[[ Data shown, beginning ]]
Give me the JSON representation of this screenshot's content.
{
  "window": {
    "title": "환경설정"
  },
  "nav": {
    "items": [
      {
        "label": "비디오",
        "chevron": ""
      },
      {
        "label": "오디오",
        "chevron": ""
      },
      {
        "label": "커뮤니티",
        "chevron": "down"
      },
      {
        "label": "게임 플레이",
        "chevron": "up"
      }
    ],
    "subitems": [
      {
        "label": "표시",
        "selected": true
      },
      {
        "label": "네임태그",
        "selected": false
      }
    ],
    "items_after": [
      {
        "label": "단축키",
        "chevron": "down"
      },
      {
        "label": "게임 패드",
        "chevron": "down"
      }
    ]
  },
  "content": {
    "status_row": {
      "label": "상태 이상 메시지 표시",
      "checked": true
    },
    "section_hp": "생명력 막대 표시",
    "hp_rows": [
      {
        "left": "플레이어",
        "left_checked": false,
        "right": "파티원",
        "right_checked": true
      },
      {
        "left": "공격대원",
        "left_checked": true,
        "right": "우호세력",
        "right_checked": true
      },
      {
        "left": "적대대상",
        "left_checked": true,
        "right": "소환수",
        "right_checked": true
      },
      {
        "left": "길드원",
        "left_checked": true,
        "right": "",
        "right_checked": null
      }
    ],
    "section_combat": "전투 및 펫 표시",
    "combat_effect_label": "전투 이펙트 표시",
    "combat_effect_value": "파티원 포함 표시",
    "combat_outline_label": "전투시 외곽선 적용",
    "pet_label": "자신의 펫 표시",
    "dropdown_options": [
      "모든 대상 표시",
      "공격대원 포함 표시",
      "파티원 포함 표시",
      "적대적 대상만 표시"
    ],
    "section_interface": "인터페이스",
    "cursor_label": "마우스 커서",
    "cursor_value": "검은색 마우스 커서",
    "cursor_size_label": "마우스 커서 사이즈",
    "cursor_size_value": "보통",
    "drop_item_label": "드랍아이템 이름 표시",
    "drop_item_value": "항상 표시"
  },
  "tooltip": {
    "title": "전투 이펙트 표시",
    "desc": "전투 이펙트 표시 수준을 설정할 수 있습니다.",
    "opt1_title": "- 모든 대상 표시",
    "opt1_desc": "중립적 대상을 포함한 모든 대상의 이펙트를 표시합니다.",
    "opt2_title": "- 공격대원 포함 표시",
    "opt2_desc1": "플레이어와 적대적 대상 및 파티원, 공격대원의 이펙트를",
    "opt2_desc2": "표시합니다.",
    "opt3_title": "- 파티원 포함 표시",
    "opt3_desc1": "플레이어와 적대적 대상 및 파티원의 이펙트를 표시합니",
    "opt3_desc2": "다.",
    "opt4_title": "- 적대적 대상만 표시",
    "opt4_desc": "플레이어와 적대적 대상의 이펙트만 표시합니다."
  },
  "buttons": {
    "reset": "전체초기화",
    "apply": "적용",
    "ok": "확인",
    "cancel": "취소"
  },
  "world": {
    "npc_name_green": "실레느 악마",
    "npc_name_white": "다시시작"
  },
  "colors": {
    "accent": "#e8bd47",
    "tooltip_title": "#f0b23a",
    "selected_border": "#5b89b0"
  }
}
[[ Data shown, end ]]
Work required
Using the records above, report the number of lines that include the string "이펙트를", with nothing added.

Task output
3